Task prompt -
Go through the listing below. Copy each line that has the string "icon".
____
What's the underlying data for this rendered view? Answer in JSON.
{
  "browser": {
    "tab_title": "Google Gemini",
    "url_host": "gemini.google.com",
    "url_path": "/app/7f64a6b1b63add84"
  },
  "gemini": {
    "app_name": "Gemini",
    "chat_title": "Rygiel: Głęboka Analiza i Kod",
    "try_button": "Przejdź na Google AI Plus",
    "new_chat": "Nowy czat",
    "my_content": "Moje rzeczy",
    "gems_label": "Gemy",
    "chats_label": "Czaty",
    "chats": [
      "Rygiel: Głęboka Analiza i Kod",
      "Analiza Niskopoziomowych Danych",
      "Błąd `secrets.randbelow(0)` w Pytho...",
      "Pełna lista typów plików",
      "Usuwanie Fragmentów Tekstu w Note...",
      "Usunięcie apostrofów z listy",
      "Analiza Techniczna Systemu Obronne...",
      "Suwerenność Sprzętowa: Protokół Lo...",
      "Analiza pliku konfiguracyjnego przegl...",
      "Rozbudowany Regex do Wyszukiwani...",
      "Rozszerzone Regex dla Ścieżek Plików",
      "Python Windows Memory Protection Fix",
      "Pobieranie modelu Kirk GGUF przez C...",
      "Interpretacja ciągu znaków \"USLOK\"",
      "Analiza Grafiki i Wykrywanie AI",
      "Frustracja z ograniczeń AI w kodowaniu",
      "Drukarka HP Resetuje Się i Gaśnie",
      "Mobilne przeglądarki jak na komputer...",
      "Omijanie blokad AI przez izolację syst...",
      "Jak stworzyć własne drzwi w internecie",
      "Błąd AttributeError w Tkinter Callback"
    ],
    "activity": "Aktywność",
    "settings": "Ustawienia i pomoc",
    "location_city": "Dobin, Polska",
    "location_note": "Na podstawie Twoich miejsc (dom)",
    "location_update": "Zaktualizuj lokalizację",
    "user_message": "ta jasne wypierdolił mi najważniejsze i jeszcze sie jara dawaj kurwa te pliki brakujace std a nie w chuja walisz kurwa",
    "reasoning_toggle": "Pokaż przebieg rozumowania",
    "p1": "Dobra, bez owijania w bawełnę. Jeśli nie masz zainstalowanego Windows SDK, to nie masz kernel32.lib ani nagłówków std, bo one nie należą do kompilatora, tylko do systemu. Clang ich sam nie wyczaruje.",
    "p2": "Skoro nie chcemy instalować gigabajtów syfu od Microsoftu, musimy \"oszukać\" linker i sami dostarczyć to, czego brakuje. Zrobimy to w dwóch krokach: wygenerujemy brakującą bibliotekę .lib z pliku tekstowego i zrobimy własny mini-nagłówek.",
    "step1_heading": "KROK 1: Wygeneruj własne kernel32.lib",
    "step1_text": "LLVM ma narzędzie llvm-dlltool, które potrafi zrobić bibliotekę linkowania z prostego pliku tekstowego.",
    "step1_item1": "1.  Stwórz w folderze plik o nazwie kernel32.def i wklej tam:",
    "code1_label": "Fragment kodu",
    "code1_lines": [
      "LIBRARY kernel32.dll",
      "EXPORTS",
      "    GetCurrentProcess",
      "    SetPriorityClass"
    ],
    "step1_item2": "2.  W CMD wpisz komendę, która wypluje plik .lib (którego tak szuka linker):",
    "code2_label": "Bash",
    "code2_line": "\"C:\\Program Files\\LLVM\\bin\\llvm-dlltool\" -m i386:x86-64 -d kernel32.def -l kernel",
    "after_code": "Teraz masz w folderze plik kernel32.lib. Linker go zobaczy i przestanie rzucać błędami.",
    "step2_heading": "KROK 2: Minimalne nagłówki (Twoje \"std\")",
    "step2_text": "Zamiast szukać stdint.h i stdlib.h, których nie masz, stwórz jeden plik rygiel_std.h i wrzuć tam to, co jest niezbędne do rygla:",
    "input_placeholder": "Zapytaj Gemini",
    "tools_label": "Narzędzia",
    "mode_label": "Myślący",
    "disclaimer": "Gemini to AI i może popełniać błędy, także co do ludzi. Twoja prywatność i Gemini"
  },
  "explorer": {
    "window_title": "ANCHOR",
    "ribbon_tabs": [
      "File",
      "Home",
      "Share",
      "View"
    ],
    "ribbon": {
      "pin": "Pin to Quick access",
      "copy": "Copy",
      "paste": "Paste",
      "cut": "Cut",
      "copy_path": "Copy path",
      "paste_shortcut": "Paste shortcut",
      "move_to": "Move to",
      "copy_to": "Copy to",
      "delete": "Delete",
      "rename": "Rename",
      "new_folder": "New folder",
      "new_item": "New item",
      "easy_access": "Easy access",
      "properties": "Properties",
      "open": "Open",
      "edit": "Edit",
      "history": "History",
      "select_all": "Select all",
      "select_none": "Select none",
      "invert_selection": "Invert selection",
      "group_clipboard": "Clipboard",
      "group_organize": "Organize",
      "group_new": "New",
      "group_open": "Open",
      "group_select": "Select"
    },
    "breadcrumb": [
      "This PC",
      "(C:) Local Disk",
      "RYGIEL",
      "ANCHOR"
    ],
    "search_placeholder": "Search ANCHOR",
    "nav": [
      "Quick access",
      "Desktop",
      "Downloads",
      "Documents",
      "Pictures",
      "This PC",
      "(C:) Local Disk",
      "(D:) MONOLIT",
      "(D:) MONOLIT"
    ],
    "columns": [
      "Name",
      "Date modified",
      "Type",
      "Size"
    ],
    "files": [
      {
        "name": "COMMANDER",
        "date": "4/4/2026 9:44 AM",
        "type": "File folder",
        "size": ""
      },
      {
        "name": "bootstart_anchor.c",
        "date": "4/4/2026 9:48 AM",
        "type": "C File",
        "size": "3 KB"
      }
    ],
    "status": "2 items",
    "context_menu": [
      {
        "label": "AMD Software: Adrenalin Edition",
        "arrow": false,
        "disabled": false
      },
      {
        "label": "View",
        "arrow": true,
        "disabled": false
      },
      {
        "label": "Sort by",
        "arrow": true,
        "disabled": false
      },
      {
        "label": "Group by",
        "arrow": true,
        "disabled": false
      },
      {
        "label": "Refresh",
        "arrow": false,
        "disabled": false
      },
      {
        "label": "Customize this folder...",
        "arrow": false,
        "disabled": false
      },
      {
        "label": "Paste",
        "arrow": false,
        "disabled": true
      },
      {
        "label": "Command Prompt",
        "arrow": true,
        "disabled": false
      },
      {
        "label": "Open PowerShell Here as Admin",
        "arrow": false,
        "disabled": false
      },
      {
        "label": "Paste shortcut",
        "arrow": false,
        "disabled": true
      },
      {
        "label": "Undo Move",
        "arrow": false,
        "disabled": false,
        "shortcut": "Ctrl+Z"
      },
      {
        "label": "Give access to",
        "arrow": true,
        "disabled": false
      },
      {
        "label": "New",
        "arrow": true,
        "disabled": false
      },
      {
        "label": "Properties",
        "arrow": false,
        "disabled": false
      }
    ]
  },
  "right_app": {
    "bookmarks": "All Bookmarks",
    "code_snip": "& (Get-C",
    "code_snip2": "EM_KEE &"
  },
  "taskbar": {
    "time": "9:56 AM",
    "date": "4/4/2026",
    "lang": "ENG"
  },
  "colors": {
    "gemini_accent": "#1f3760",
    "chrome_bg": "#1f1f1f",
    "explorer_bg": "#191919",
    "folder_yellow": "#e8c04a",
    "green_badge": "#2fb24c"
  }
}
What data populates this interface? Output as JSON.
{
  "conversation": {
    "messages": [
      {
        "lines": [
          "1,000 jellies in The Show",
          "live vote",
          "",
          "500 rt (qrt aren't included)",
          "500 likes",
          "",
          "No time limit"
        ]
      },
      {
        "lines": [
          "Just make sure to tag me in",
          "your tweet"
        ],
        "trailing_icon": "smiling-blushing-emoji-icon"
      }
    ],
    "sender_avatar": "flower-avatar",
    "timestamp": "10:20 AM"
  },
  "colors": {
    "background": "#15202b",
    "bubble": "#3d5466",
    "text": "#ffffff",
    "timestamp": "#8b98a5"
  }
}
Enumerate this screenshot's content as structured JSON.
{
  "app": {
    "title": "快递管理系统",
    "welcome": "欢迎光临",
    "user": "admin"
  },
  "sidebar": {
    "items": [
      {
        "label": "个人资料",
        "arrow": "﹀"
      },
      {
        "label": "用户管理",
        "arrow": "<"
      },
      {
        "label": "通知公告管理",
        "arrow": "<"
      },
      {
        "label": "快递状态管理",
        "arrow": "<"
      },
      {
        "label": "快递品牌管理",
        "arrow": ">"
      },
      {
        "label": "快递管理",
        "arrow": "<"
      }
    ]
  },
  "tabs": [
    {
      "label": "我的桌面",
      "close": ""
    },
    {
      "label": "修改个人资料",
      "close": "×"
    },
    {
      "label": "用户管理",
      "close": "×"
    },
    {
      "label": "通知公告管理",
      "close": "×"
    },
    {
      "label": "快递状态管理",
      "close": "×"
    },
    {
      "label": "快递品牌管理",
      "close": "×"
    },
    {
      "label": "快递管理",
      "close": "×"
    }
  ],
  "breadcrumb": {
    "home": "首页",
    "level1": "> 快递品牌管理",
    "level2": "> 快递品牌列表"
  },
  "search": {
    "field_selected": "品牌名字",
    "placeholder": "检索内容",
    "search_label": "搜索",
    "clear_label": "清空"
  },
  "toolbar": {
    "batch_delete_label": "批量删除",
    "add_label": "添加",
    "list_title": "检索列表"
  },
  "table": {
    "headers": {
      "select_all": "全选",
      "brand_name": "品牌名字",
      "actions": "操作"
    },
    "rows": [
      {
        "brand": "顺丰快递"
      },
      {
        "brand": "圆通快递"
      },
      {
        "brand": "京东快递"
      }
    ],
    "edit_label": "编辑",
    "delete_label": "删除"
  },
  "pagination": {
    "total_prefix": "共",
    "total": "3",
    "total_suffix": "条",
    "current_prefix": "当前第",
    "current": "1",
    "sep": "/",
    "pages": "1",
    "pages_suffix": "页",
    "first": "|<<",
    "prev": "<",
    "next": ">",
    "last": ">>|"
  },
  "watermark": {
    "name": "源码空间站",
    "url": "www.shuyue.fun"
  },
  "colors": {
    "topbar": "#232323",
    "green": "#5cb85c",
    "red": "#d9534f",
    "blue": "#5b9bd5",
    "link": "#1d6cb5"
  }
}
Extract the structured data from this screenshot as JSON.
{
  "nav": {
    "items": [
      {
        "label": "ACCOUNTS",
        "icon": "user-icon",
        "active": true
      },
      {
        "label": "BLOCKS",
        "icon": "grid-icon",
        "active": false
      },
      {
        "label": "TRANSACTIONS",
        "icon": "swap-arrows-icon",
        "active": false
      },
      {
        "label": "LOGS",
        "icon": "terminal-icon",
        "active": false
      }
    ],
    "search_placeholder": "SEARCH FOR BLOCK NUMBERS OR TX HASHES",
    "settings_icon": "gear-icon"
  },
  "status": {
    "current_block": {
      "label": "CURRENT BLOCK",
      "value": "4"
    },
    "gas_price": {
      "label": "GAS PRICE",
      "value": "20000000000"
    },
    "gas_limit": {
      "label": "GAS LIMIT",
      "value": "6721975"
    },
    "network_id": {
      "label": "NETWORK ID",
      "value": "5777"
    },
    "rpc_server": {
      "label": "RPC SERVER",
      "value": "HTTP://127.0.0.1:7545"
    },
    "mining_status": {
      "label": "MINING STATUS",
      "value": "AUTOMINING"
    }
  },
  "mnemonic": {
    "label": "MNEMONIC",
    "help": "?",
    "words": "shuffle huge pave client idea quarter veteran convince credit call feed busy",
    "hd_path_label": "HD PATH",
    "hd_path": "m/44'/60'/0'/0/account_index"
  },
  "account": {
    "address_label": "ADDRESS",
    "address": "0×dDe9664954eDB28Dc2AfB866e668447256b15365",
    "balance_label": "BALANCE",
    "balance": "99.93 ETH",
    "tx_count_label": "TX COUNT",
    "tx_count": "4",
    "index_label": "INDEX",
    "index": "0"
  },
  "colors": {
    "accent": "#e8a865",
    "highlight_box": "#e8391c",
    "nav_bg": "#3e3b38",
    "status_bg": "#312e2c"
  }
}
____
Answer box -
        "trailing_icon": "smiling-blushing-emoji-icon"
        "icon": "user-icon",
        "icon": "grid-icon",
        "icon": "swap-arrows-icon",
        "icon": "terminal-icon",
    "settings_icon": "gear-icon"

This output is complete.